┌─ Data extract

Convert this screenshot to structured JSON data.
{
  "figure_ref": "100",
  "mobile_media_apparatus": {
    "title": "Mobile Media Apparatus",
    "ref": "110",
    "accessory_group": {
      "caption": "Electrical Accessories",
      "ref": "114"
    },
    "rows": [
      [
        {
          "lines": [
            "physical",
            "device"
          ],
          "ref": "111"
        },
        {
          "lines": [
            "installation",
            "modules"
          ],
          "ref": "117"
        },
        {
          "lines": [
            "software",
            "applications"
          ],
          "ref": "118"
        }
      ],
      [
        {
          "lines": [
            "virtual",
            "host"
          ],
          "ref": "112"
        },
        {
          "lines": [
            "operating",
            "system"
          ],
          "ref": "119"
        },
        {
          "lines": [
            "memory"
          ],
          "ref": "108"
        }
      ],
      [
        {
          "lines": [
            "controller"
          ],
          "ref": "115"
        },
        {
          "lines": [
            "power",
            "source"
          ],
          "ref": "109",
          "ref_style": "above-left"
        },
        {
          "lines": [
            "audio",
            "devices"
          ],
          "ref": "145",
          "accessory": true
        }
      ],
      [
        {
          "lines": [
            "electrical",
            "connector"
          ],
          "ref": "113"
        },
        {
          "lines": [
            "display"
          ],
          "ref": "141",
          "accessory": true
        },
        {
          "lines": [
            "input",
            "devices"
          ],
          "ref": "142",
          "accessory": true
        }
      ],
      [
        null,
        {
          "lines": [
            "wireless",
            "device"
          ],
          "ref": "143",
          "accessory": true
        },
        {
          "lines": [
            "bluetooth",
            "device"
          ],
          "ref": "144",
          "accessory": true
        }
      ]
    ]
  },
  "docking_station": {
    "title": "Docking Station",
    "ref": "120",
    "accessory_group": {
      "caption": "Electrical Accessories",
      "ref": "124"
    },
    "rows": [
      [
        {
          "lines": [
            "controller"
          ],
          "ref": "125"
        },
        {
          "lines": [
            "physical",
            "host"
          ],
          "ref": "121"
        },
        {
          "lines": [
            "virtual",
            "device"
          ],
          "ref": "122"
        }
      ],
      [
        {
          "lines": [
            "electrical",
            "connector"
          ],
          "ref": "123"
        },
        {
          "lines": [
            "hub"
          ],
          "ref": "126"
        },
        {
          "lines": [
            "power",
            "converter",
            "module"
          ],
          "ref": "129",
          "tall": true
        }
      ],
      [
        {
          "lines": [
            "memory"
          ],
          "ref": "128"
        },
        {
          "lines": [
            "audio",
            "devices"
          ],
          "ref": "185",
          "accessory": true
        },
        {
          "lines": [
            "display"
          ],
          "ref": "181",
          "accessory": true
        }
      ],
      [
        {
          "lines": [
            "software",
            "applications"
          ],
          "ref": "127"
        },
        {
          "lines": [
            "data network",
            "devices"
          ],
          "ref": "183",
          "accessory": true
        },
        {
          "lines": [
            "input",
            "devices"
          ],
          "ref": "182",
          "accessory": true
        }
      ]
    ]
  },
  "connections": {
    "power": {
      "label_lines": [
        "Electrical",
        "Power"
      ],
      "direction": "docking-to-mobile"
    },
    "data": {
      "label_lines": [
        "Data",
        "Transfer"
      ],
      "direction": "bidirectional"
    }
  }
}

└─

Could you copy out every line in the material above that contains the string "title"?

    "title": "Mobile Media Apparatus",
    "title": "Docking Station",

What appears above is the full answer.